- Identify your most productive time and do your most challenging work during it. I know I’m now most productive first thing in the morning. (When I was younger, however, my prime time was after 10 pm.) For this reason, I now reserve my mornings for writing. I spend my afternoons in interviews or meetings with clients, when the energy I get from social interaction helps keep me buoyed.
- Take more breaks. Working longer hours usually doesn’t improve our productivity. Instead, it degrades it. This is doubly true if your work requires any sort of creativity. Instead of figuring out when you can spend more time writing, determine how you can take more breaks. Walks, listening to music, reading or spending time with friends are all activities that will help you become more productive.
The bottom line is that work isn’t always about work. Instead, it’s about how focused, ready and relaxed you are. You can get more done in a fraction of the time if you have the right mindset.
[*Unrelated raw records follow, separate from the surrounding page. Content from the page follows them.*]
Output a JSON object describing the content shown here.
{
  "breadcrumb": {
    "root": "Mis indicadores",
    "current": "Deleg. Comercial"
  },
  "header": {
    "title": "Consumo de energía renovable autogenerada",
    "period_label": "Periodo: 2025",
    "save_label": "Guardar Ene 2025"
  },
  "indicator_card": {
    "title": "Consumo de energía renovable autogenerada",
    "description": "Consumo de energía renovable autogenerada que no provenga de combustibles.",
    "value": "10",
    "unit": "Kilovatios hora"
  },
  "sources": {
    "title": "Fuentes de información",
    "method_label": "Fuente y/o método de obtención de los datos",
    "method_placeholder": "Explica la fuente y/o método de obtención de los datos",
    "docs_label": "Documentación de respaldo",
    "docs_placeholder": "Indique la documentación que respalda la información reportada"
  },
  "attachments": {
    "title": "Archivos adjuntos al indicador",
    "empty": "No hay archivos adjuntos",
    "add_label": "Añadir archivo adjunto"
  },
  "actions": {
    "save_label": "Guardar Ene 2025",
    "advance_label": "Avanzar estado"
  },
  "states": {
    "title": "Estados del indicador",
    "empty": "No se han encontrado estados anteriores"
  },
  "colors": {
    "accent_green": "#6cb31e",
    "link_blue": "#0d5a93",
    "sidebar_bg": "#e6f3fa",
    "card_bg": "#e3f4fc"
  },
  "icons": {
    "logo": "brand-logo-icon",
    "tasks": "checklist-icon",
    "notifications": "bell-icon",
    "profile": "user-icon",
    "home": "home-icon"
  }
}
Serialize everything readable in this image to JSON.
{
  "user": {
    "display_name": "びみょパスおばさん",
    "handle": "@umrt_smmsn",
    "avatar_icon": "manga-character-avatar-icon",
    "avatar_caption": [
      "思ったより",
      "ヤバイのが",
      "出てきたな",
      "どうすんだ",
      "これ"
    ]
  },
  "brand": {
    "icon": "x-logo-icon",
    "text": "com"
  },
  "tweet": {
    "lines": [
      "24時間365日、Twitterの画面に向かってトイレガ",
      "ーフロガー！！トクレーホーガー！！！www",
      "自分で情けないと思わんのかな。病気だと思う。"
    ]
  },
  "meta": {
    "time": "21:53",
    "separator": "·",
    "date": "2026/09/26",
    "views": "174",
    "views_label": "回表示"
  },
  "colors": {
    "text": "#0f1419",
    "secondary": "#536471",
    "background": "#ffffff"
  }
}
Concentrate on that idea, instead of wishing for more time.
Need some help developing a better writing routine? Learn more about my Get It Done program. There is turn-over each month, and priority will go to those who have applied first. You can go directly to the application form and you’ll hear back from me within 24 hours.
Have you ever been paralyzed by fear of writing? Don’t let this nasty psychological barrier make your life miserable or cost you missed income. I’ve developed a series of 18 videos (with audio and text versions) for just $95 that will help you banish the fear. Plus, you’ll get membership to an online group of others facing the same challenge. Have a look at the program here.
How do you get into the write mindset? We can all learn from each other so, please, share your thoughts with my readers and me in the “comments” section below. Anyone who comments on today’s post (or any others) by Aug. 31/22 will be put in a draw for a digital copy of my first book, 8 1/2 Steps to Writing Faster, Better. To enter, please scroll down to the comments, directly underneath the “related posts” links, below. Note that you don’t have to join Disqus to post. See here to learn how to post as a guest.
An earlier version of this post first appeared on my blog on May 9/17.